Segment Start: DATASET

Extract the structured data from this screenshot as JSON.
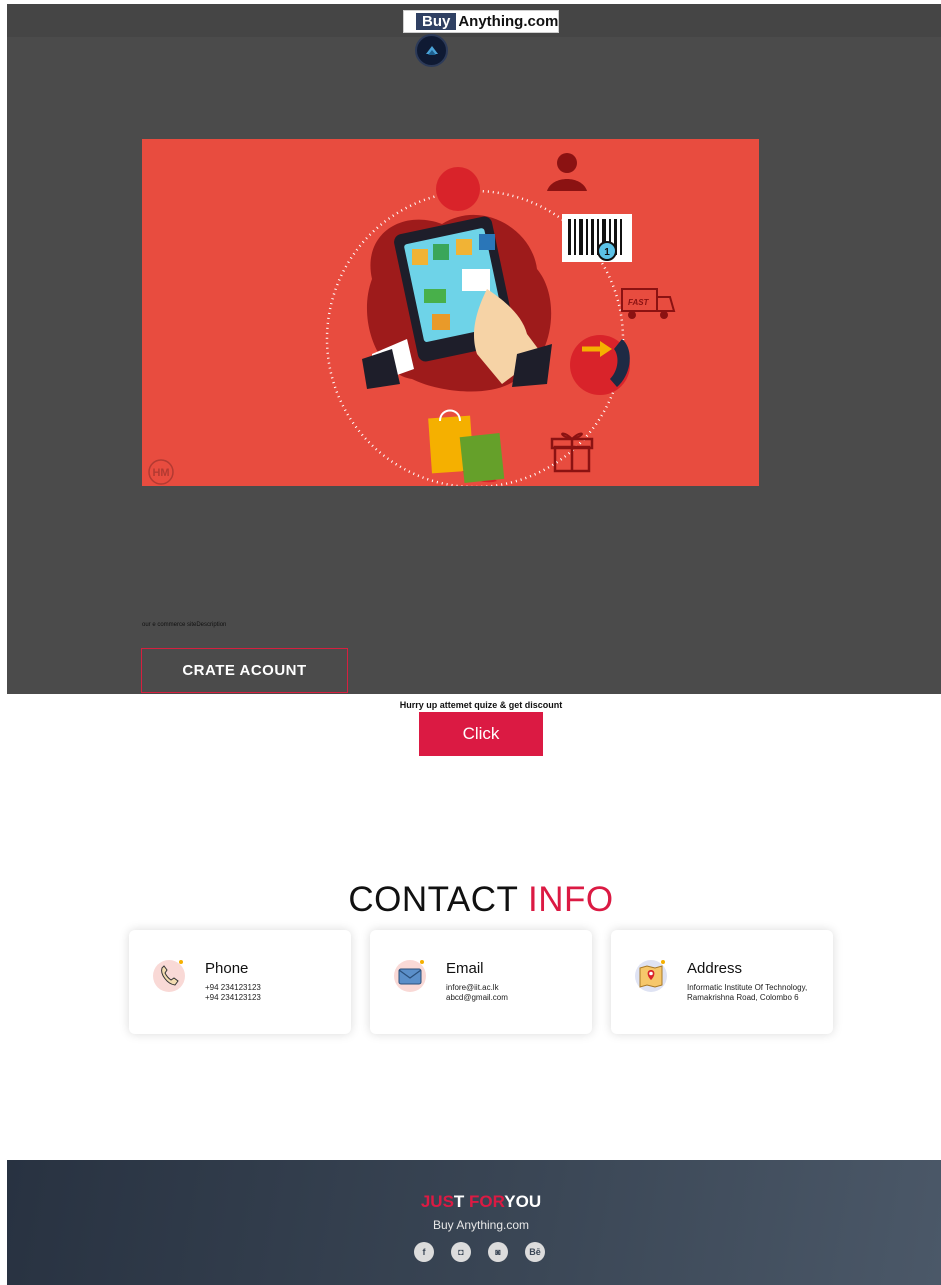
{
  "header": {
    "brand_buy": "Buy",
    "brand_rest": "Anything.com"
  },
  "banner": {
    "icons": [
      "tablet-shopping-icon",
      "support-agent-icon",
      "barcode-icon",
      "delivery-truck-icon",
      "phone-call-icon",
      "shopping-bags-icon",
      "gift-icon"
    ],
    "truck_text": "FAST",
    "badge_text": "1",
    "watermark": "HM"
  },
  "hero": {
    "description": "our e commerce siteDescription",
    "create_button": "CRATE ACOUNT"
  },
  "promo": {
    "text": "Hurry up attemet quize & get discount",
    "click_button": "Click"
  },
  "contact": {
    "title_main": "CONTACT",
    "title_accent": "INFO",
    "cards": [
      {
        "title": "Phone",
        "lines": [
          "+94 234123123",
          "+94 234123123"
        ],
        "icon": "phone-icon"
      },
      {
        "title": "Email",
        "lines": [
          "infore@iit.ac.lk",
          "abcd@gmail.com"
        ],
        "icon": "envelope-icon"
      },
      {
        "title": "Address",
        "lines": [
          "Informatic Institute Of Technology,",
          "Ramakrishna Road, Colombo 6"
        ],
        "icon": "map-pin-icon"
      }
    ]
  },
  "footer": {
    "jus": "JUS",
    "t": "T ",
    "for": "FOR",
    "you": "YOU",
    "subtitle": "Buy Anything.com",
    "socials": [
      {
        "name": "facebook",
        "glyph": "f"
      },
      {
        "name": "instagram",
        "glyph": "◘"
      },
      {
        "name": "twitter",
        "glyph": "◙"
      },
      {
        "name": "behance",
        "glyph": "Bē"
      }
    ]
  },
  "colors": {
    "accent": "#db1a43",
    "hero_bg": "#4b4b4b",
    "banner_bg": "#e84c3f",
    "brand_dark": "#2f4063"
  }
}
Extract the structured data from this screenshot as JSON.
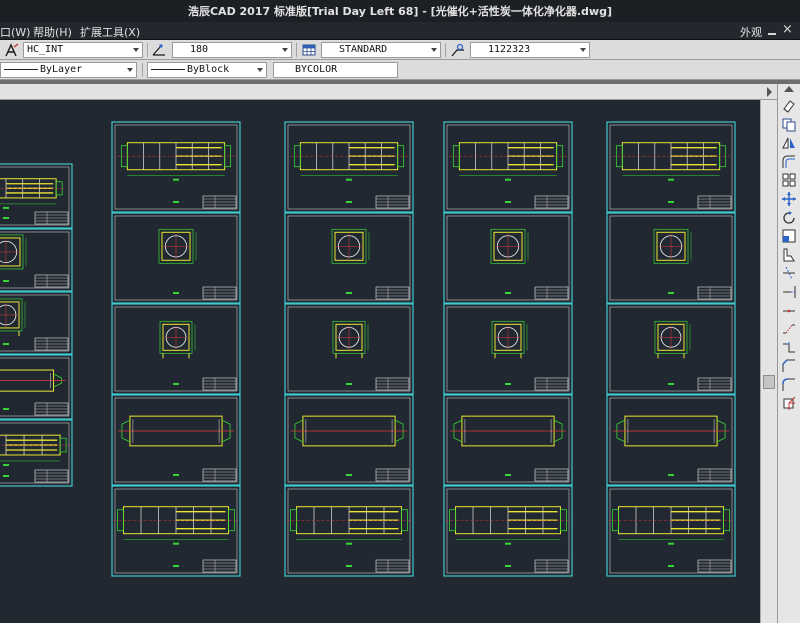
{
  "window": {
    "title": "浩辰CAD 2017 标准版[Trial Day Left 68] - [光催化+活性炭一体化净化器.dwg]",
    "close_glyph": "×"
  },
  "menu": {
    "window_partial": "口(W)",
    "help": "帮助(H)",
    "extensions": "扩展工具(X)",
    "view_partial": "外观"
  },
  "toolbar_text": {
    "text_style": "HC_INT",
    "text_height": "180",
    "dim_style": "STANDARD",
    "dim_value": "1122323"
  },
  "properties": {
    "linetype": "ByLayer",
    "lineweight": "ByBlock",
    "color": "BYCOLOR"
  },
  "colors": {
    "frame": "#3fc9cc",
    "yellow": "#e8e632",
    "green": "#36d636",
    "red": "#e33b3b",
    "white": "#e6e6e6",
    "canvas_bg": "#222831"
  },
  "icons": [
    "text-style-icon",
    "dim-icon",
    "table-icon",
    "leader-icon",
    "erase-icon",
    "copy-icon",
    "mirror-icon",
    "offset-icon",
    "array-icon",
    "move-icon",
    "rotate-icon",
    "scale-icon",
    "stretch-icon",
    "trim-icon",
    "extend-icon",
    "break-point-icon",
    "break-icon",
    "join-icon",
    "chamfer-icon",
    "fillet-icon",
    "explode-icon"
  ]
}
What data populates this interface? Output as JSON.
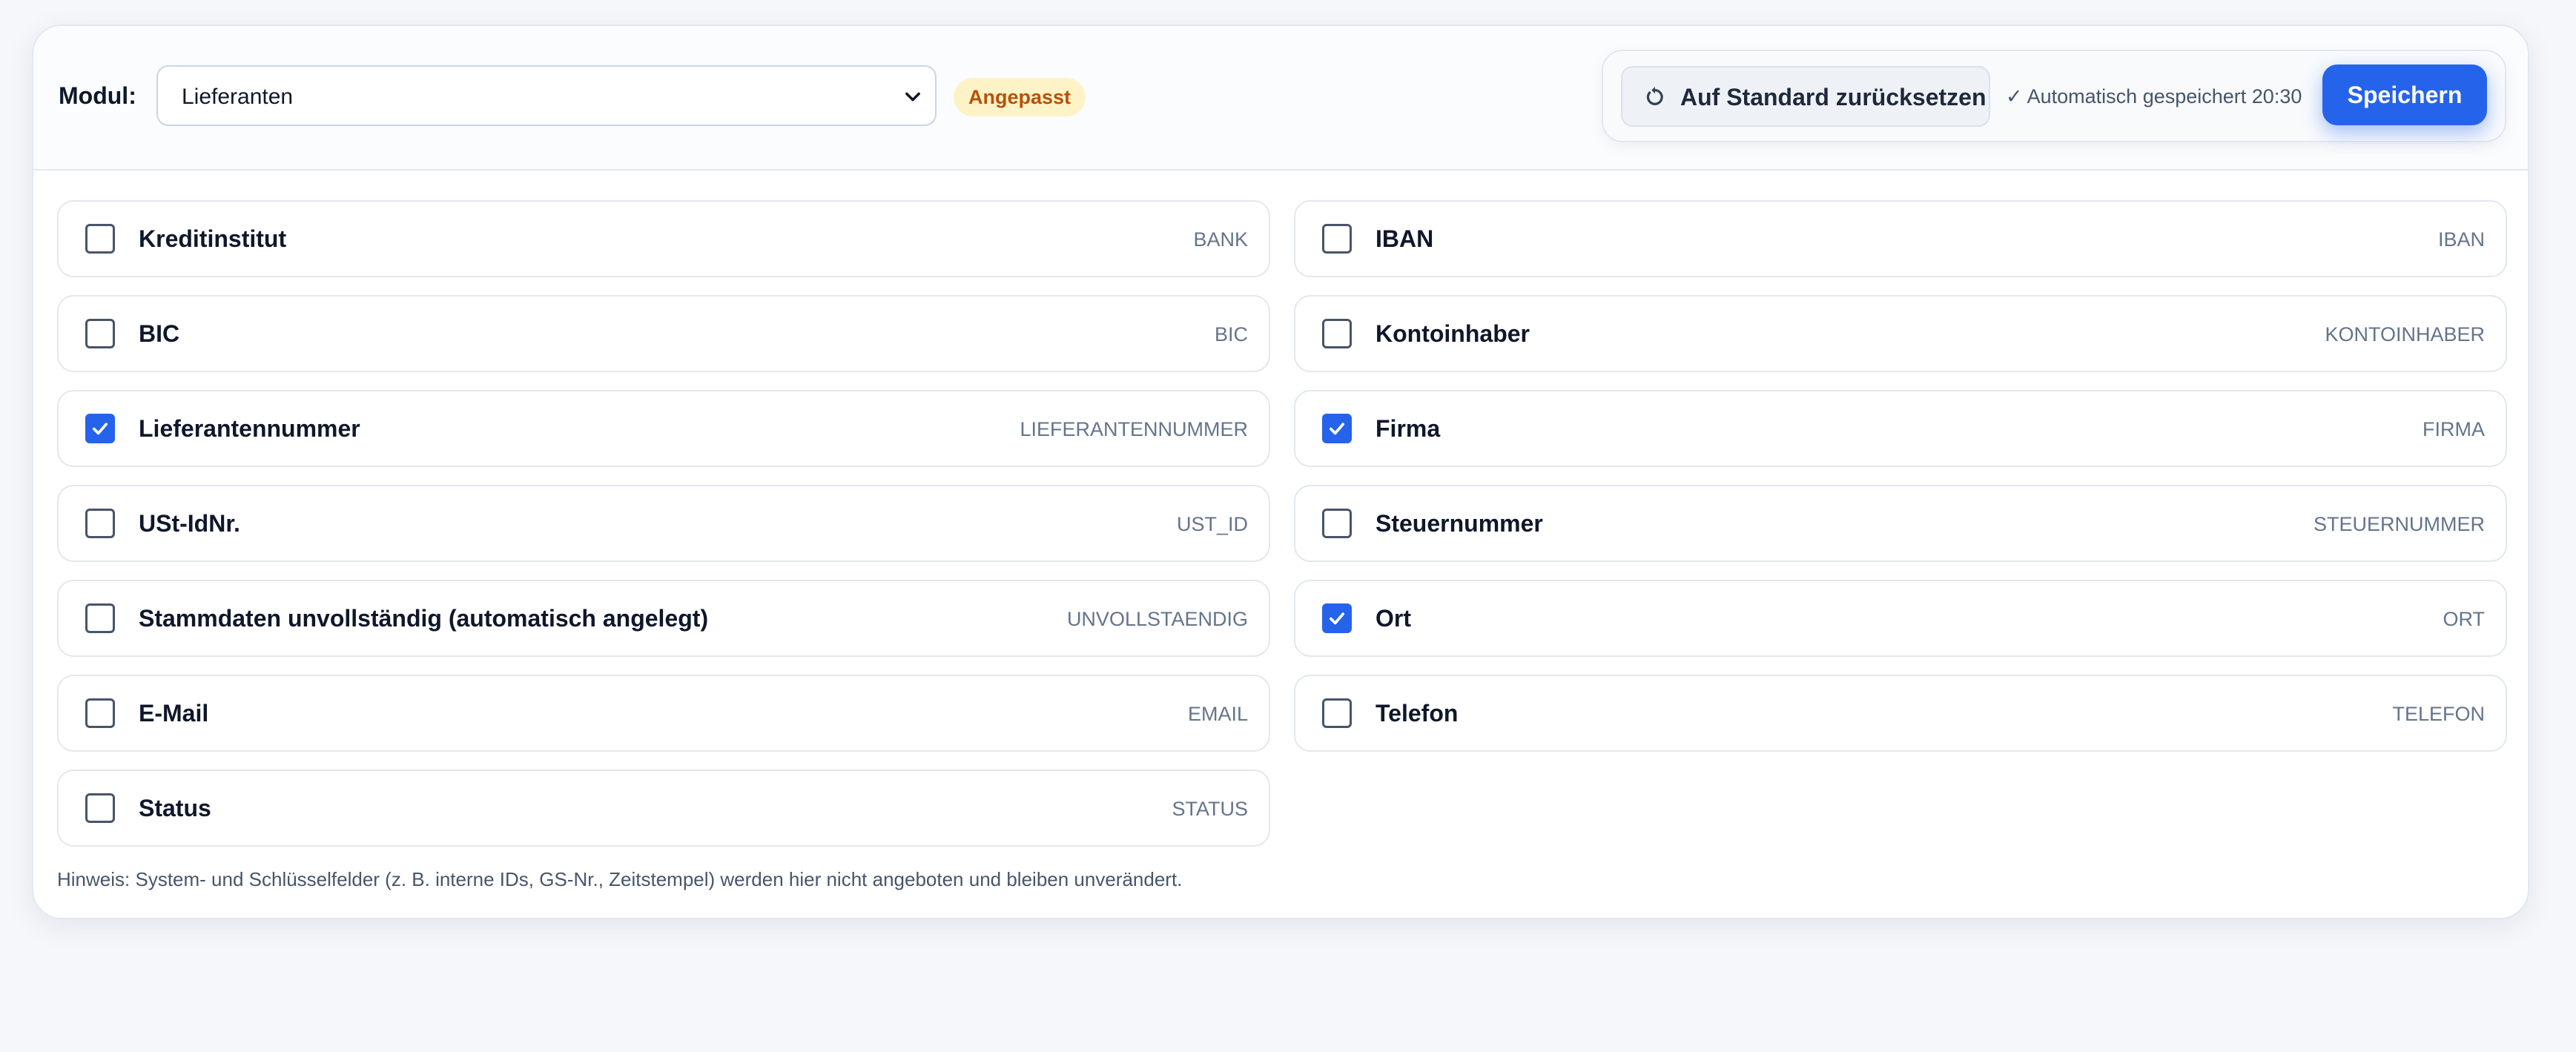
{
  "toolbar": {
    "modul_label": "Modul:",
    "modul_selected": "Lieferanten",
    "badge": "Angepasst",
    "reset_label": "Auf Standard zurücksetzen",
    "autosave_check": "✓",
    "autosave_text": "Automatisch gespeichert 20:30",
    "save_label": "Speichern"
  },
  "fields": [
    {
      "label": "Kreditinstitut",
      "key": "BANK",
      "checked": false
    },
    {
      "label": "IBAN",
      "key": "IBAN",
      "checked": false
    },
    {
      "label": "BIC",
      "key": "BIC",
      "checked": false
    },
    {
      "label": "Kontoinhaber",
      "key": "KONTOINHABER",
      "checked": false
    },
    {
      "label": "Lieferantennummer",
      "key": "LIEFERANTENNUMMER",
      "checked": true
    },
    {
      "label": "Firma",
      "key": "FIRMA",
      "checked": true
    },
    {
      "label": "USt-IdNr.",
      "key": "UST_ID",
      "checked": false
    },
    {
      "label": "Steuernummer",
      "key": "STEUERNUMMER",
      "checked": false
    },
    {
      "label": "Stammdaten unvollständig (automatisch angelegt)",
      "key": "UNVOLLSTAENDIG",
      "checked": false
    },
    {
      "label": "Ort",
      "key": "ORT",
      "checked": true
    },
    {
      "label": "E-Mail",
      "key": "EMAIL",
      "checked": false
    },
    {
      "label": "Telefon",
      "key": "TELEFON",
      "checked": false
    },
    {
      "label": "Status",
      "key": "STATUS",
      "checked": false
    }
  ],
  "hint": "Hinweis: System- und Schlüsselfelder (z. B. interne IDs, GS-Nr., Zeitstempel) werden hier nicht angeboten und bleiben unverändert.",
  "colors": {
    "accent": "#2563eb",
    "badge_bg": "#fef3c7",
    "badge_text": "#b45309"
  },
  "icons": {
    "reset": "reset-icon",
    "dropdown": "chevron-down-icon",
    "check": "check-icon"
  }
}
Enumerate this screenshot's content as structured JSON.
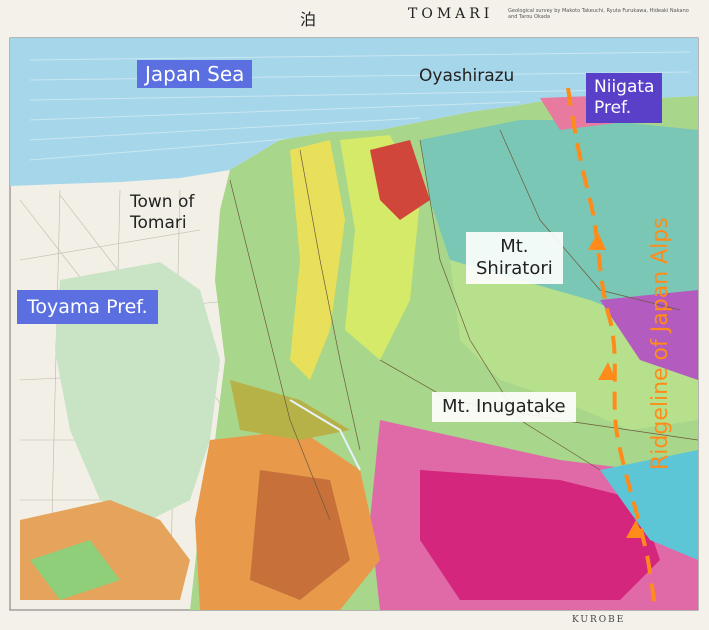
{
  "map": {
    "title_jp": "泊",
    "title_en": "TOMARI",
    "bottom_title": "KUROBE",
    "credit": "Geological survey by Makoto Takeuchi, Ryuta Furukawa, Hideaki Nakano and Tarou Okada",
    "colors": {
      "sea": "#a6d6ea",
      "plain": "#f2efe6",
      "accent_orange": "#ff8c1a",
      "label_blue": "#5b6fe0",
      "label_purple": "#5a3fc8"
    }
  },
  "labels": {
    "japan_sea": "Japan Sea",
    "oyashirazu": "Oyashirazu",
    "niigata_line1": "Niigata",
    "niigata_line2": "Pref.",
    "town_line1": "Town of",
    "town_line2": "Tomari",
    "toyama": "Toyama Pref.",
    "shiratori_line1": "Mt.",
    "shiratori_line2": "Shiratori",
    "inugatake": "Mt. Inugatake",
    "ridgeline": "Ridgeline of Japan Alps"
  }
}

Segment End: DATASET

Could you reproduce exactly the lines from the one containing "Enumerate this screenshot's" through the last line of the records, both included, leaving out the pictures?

EXERCISE SOLUTION:
Enumerate this screenshot's content as structured JSON.
{
  "map": {
    "title_jp": "泊",
    "title_en": "TOMARI",
    "bottom_title": "KUROBE",
    "credit": "Geological survey by Makoto Takeuchi, Ryuta Furukawa, Hideaki Nakano and Tarou Okada",
    "colors": {
      "sea": "#a6d6ea",
      "plain": "#f2efe6",
      "accent_orange": "#ff8c1a",
      "label_blue": "#5b6fe0",
      "label_purple": "#5a3fc8"
    }
  },
  "labels": {
    "japan_sea": "Japan Sea",
    "oyashirazu": "Oyashirazu",
    "niigata_line1": "Niigata",
    "niigata_line2": "Pref.",
    "town_line1": "Town of",
    "town_line2": "Tomari",
    "toyama": "Toyama Pref.",
    "shiratori_line1": "Mt.",
    "shiratori_line2": "Shiratori",
    "inugatake": "Mt. Inugatake",
    "ridgeline": "Ridgeline of Japan Alps"
  }
}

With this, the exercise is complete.